Social media doesn’t have a great reputation. There are people pushing all kinds of agendas and perspectives, as well as wannabe influencers and celebrities hustling to monetize their followers. And let’s not forget all the trolls who seem to delight in making everyone else miserable.
But, there is one social media platform that, although it suffers from many of the issues outlined above, has had a significant impact on my learning and on my career – Twitter.
Control Your Content: Be Choosy About Who You Follow
And while Twitter is no stranger to any of the above social media characters, what I like about Twitter is that I can really filter who I follow in order to minimize the distractions and maximize my learning. As an international overseas teacher, I like to follow international schools and other international teachers. I also follow teachers in general, along with administrators, consultants, and education researchers and bloggers.
I do not follow friends, family members, celebrities, politicians, or other distractions. I try to keep the focus on anyone in education who is engaging, interesting, and/or positive.
Don’t Get Yourself Stuck in an Echo-Chamber
I don’t go too aggressive with the filtering though. While some tweets and tweeters can drive me crazy now and again, I don’t want to cut them out of my feed entirely. I don’t want to end up in an artificial bubble of only those who happen to share my precise perspective.
While I tend to gravitate towards instruction and assessment best practices, my Twitter gang can sweep me along to other important topics equally as critical in the classroom, such as Black Lives Matter, LGBTQ representation, Asian descrimination, stress management, and mindfulness. I am grateful for these regular reminders that my students, their families, and my colleagues don’t necessarily share my life experiences.
I’ve been using Twitter since 2010 and, over that time, I’ve managed to develop a professional learning network (PLN) of about 1,000+ education professionals and organizations. And while once in a while I might see posts that make me cringe, or shake my head in disbelief, I do my best to keep the group intact.

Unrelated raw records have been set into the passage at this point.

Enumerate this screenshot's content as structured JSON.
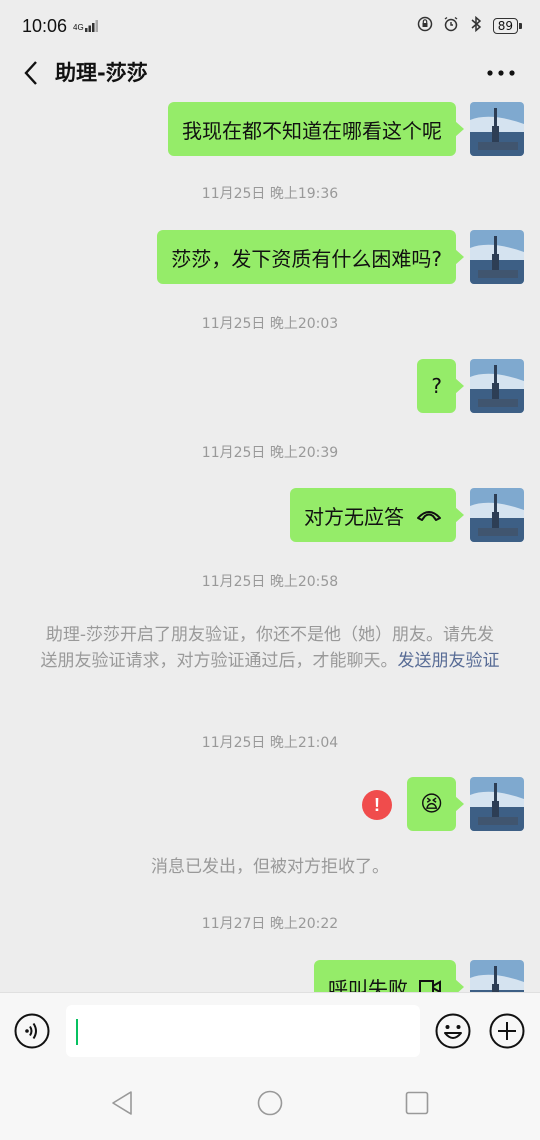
{
  "status_bar": {
    "time": "10:06",
    "signal_label": "4G",
    "battery": "89"
  },
  "header": {
    "title": "助理-莎莎"
  },
  "messages": [
    {
      "text": "我现在都不知道在哪看这个呢"
    },
    {
      "time": "11月25日 晚上19:36",
      "text": "莎莎，发下资质有什么困难吗?"
    },
    {
      "time": "11月25日 晚上20:03",
      "text": "?"
    },
    {
      "time": "11月25日 晚上20:39",
      "text": "对方无应答"
    },
    {
      "time": "11月25日 晚上20:58"
    },
    {
      "time": "11月25日 晚上21:04",
      "text": "😫"
    },
    {
      "time": "11月27日 晚上20:22",
      "text": "呼叫失败"
    }
  ],
  "notice": {
    "text": "助理-莎莎开启了朋友验证，你还不是他（她）朋友。请先发送朋友验证请求，对方验证通过后，才能聊天。",
    "link": "发送朋友验证"
  },
  "rejected_notice": "消息已发出，但被对方拒收了。",
  "icons": {
    "back": "chevron-left-icon",
    "more": "more-dots-icon",
    "voice": "voice-icon",
    "emoji": "emoji-icon",
    "plus": "plus-icon",
    "error": "error-icon",
    "hangup": "hangup-icon",
    "video": "video-call-icon"
  },
  "colors": {
    "bubble": "#95ec69",
    "error": "#f04c4c",
    "link": "#576b95",
    "caret": "#07c160"
  }
}
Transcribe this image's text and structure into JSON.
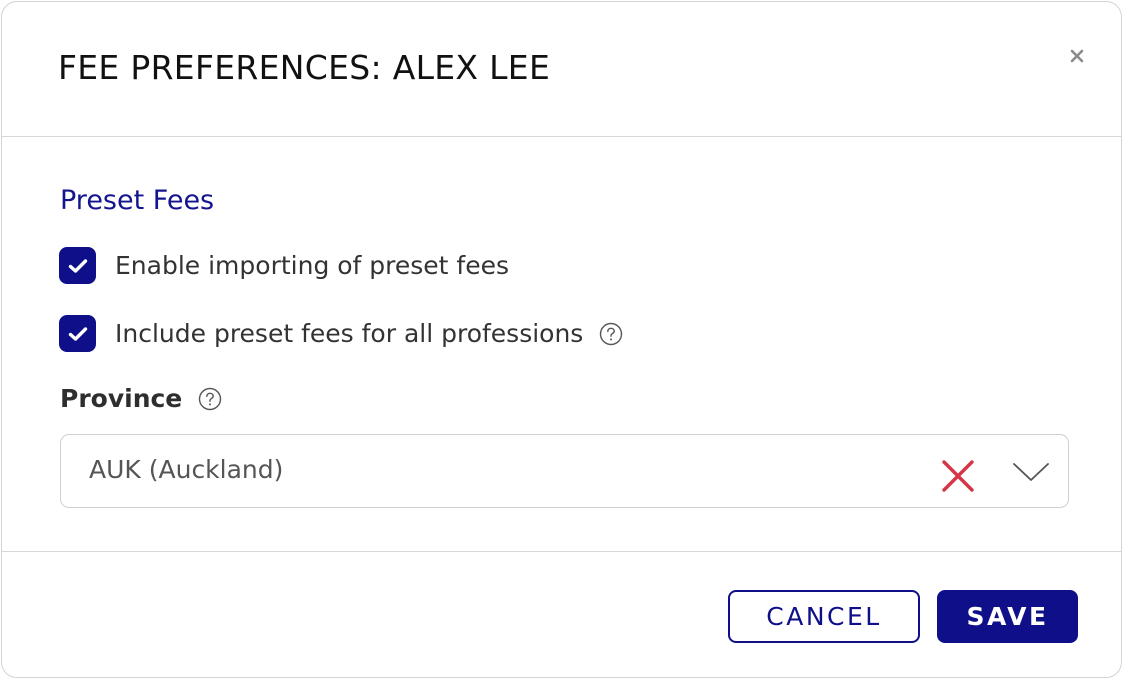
{
  "dialog": {
    "title": "FEE PREFERENCES: ALEX LEE",
    "close_icon": "close-icon"
  },
  "preset_fees": {
    "section_title": "Preset Fees",
    "enable_import": {
      "label": "Enable importing of preset fees",
      "checked": true
    },
    "include_all": {
      "label": "Include preset fees for all professions",
      "checked": true,
      "help_icon": "question-circle-icon"
    }
  },
  "province": {
    "label": "Province",
    "help_icon": "question-circle-icon",
    "selected_value": "AUK (Auckland)",
    "clear_icon": "clear-x-icon",
    "dropdown_icon": "chevron-down-icon"
  },
  "footer": {
    "cancel_label": "CANCEL",
    "save_label": "SAVE"
  },
  "colors": {
    "primary": "#0f0f8a",
    "clear_icon": "#d63545",
    "border": "#d3d3d8"
  }
}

Twitter = Instant Connections
One of my favorite things about Twitter is the ongoing possibility of connecting to some really cool people. For instance, this year I read the findings of a study conducted by two Cornell professors about why students don’t turn their cameras on during Zoom classes. I wrote a blog post about the research results and posted it on my Twitter feed. The next day, I received a reply from Dr. Frank Castelli, one of the Cornell professors from the original study. On another occasion, I was tweeting about my middle school’s March Book Madness tournament and I added the Twitter handle of Shannon Messenger, one of the authors whose books were represented in the tournament. Later, she actually liked my post. I totally geeked out about that!
Access to the Great Minds in Education
Beyond random connections, I sometimes use Twitter to reach out to experts for their advice. One time I sent a note to consultant and service-learning guru Cathryn Berger Kaye. Cathryn actually responded and provided me with a one-on-one refresher session about a topic I was curious about. There are lots and lots of education experts on Twitter. I don’t always reach out to them personally, but I get daily tips and links from the likes of Thomas Guskey, Douglas Fisher, George Couros, and Jennifer Gonzalez. So. Freakin’. Awesome.
I’ve learned so much from my Twitter PLN. I check up on my feed several times a day and I always walk away with something cool – either an inspiring quote, a helpful classroom tool, or an intriguing article to read. At the very least, Twitter provides me with a way to stay connected with more than a thousand amazing educators and education organizations.
But, there is a great mind still missing from my PLN – you!
My Twitter handle is @Mrdeehanclass
Join Twitter and become part of my awesome PLN today!